How Childhood Bullying Affects Adulthood

//How Childhood Bullying Affects Adulthood

How Childhood Bullying Affects Adulthood

Unfortunately, bullying is a reality many children and adolescents face. While bullying can be devastating at the time, new research has examined the lifelong impact of being bullied as a child or teen. Bullying can include name calling, excluding others from social groups, stealing others’ possessions, and threatening physical harm.

In a study of 7000 teens, approximately half were victims of bullying. Not surprisingly, being bullied impacted their mental health – 40% of the victims of teenage bullying were found to have mental health issues by their mid-20s. These issues included anxiety, depression, and low self-esteem. A history of being bullied was also associated with an increased chance of unemployment and slightly lower income for those who were employed. While being bullied does not guarantee teens will have later struggles, there does appear to be a relationship between the two.

The researchers offered suggestions to help combat bullying and its effects. They recommended a system-wide approach, in which the school culture considers bullying unacceptable and emphasizes student safety. They also suggested parents and teachers help to develop children’s and teens’ positive qualities, such as resilience and confidence, which may help to minimize the impact of being bullied. Additionally, the researchers recommended having an open dialogue about bullying and keeping aware of children’s and students’ social conflicts. Setting a positive example for children and teens by not engaging in bullying behaviors or expressing these attitudes was also recommended.

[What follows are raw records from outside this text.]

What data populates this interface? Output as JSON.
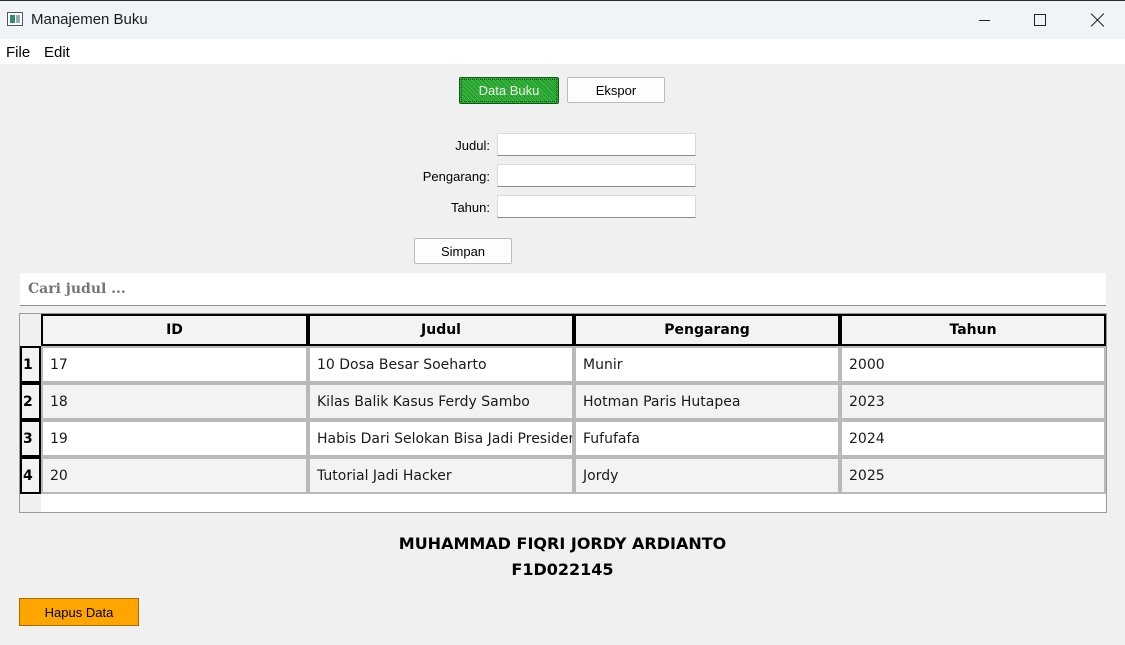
{
  "window": {
    "title": "Manajemen Buku",
    "icon": "app-window-icon",
    "controls": [
      "minimize-icon",
      "maximize-icon",
      "close-icon"
    ]
  },
  "menu": {
    "items": [
      "File",
      "Edit"
    ]
  },
  "toolbar": {
    "data_buku_label": "Data Buku",
    "ekspor_label": "Ekspor"
  },
  "form": {
    "judul_label": "Judul:",
    "pengarang_label": "Pengarang:",
    "tahun_label": "Tahun:",
    "judul_value": "",
    "pengarang_value": "",
    "tahun_value": "",
    "simpan_label": "Simpan"
  },
  "search": {
    "placeholder": "Cari judul ...",
    "value": ""
  },
  "table": {
    "columns": [
      "ID",
      "Judul",
      "Pengarang",
      "Tahun"
    ],
    "row_headers": [
      "1",
      "2",
      "3",
      "4"
    ],
    "rows": [
      [
        "17",
        "10 Dosa Besar Soeharto",
        "Munir",
        "2000"
      ],
      [
        "18",
        "Kilas Balik Kasus Ferdy Sambo",
        "Hotman Paris Hutapea",
        "2023"
      ],
      [
        "19",
        "Habis Dari Selokan Bisa Jadi Presiden",
        "Fufufafa",
        "2024"
      ],
      [
        "20",
        "Tutorial Jadi Hacker",
        "Jordy",
        "2025"
      ]
    ]
  },
  "footer": {
    "name": "MUHAMMAD FIQRI JORDY ARDIANTO",
    "nim": "F1D022145",
    "hapus_label": "Hapus Data"
  },
  "colors": {
    "active_button": "#22a32a",
    "delete_button": "#ffa500",
    "background": "#f0f0f0"
  }
}
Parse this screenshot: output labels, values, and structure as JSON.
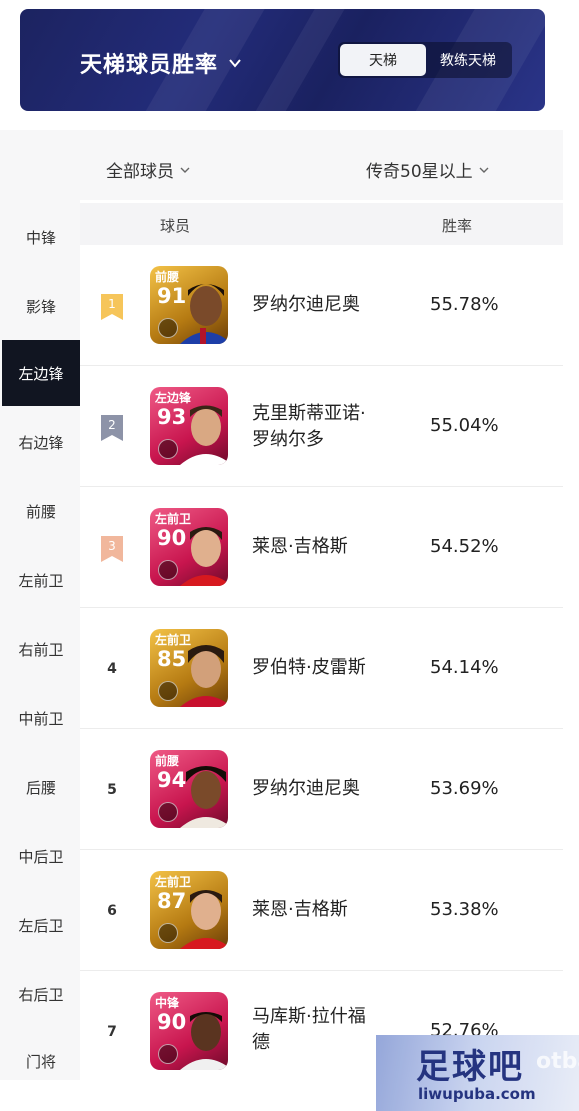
{
  "header": {
    "title": "天梯球员胜率",
    "tabs": [
      {
        "label": "天梯",
        "active": true
      },
      {
        "label": "教练天梯",
        "active": false
      }
    ]
  },
  "filters": {
    "player_filter": "全部球员",
    "tier_filter": "传奇50星以上"
  },
  "sidebar": {
    "items": [
      {
        "label": "中锋",
        "active": false
      },
      {
        "label": "影锋",
        "active": false
      },
      {
        "label": "左边锋",
        "active": true
      },
      {
        "label": "右边锋",
        "active": false
      },
      {
        "label": "前腰",
        "active": false
      },
      {
        "label": "左前卫",
        "active": false
      },
      {
        "label": "右前卫",
        "active": false
      },
      {
        "label": "中前卫",
        "active": false
      },
      {
        "label": "后腰",
        "active": false
      },
      {
        "label": "中后卫",
        "active": false
      },
      {
        "label": "左后卫",
        "active": false
      },
      {
        "label": "右后卫",
        "active": false
      },
      {
        "label": "门将",
        "active": false
      }
    ]
  },
  "table": {
    "columns": {
      "player": "球员",
      "win_rate": "胜率"
    },
    "rows": [
      {
        "rank": "1",
        "position": "前腰",
        "rating": "91",
        "name_line1": "罗纳尔迪尼奥",
        "name_line2": "",
        "win_rate": "55.78%",
        "card_color": "gold",
        "badge": "gold"
      },
      {
        "rank": "2",
        "position": "左边锋",
        "rating": "93",
        "name_line1": "克里斯蒂亚诺·",
        "name_line2": "罗纳尔多",
        "win_rate": "55.04%",
        "card_color": "pink",
        "badge": "silver"
      },
      {
        "rank": "3",
        "position": "左前卫",
        "rating": "90",
        "name_line1": "莱恩·吉格斯",
        "name_line2": "",
        "win_rate": "54.52%",
        "card_color": "pink",
        "badge": "bronze"
      },
      {
        "rank": "4",
        "position": "左前卫",
        "rating": "85",
        "name_line1": "罗伯特·皮雷斯",
        "name_line2": "",
        "win_rate": "54.14%",
        "card_color": "gold",
        "badge": "none"
      },
      {
        "rank": "5",
        "position": "前腰",
        "rating": "94",
        "name_line1": "罗纳尔迪尼奥",
        "name_line2": "",
        "win_rate": "53.69%",
        "card_color": "pink",
        "badge": "none"
      },
      {
        "rank": "6",
        "position": "左前卫",
        "rating": "87",
        "name_line1": "莱恩·吉格斯",
        "name_line2": "",
        "win_rate": "53.38%",
        "card_color": "gold",
        "badge": "none"
      },
      {
        "rank": "7",
        "position": "中锋",
        "rating": "90",
        "name_line1": "马库斯·拉什福",
        "name_line2": "德",
        "win_rate": "52.76%",
        "card_color": "pink",
        "badge": "none"
      }
    ]
  },
  "watermark": {
    "title": "足球吧",
    "side_text": "otba",
    "url": "liwupuba.com"
  },
  "colors": {
    "banner": "#1f2766",
    "sidebar_active": "#111521",
    "gold_badge": "#f6c55a",
    "silver_badge": "#8d93a8",
    "bronze_badge": "#f1b79c",
    "gold_card": "#c9921c",
    "pink_card": "#d61c5c"
  }
}
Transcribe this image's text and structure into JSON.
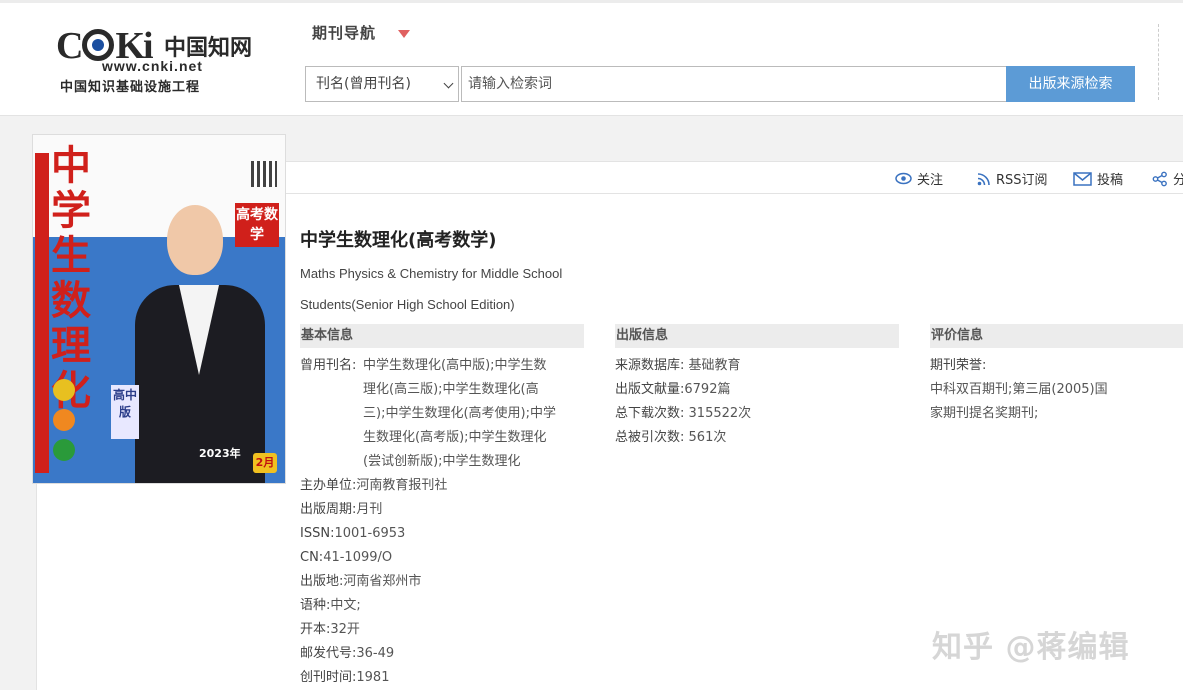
{
  "header": {
    "logo_mark": "CNKi",
    "logo_cn": "中国知网",
    "logo_url": "www.cnki.net",
    "logo_sub": "中国知识基础设施工程",
    "nav_title": "期刊导航",
    "select_value": "刊名(曾用刊名)",
    "search_placeholder": "请输入检索词",
    "search_button": "出版来源检索"
  },
  "toolbar": {
    "follow": "关注",
    "rss": "RSS订阅",
    "submit": "投稿",
    "share": "分"
  },
  "cover": {
    "title": "中学生数理化",
    "badge": "高考数学",
    "edition": "高中版",
    "year": "2023年",
    "month": "2月"
  },
  "journal": {
    "title_cn": "中学生数理化(高考数学)",
    "title_en": "Maths Physics & Chemistry for Middle School Students(Senior High School Edition)"
  },
  "basic": {
    "heading": "基本信息",
    "former_names_label": "曾用刊名:",
    "former_names": "中学生数理化(高中版);中学生数理化(高三版);中学生数理化(高三);中学生数理化(高考使用);中学生数理化(高考版);中学生数理化(尝试创新版);中学生数理化",
    "sponsor_label": "主办单位:",
    "sponsor": "河南教育报刊社",
    "cycle_label": "出版周期:",
    "cycle": "月刊",
    "issn_label": "ISSN:",
    "issn": "1001-6953",
    "cn_label": "CN:",
    "cn": "41-1099/O",
    "place_label": "出版地:",
    "place": "河南省郑州市",
    "language_label": "语种:",
    "language": "中文;",
    "format_label": "开本:",
    "format": "32开",
    "postal_label": "邮发代号:",
    "postal": "36-49",
    "founded_label": "创刊时间:",
    "founded": "1981"
  },
  "publish": {
    "heading": "出版信息",
    "source_label": "来源数据库:",
    "source": "基础教育",
    "count_label": "出版文献量:",
    "count": "6792篇",
    "downloads_label": "总下载次数:",
    "downloads": "315522次",
    "cited_label": "总被引次数:",
    "cited": "561次"
  },
  "evaluation": {
    "heading": "评价信息",
    "honor_label": "期刊荣誉:",
    "honor": "中科双百期刊;第三届(2005)国家期刊提名奖期刊;"
  },
  "watermark": "知乎 @蒋编辑",
  "colors": {
    "search_button": "#5c9bd6",
    "accent_red": "#d0201b",
    "section_bg": "#ececec"
  }
}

By |2019-06-04T18:45:26+00:00June 3rd, 2019|

About the Author:

Dr. Stephanie M. Fox
Dr. Fox’s professional training took her throughout the Four Corners area, which inspired her practice name. In 2009, she earned a B.A. in Psychology from the University of New Mexico, graduating summa cum laude. She earned her M.A. in Clinical Psychology from Argosy University, Denver in 2012, and her Psy.D. in Clinical Psychology from the Arizona School of Professional Psychology in 2016. Throughout her training, Dr. Fox has had an extensive assessment background, including conducting diagnostic, forensic, and educational/achievement evaluations with adolescents and adults. She completed a predoctoral internship at the Colorado Mental Health Institute at Fort Logan, and completed her postdoctoral work in private practice in personality and psychoeducational evaluations. Collectively, Dr. Fox has completed hundreds of evaluations covering a diverse range of issues. Dr. Fox is licensed as a Psychologist in the state of Colorado (#4709), and is also nationally certified as a Health Service Psychologist by the National Register (#55849). She is a member of the American Psychological Association, Colorado Psychological Association, and Colorado Assessment Society.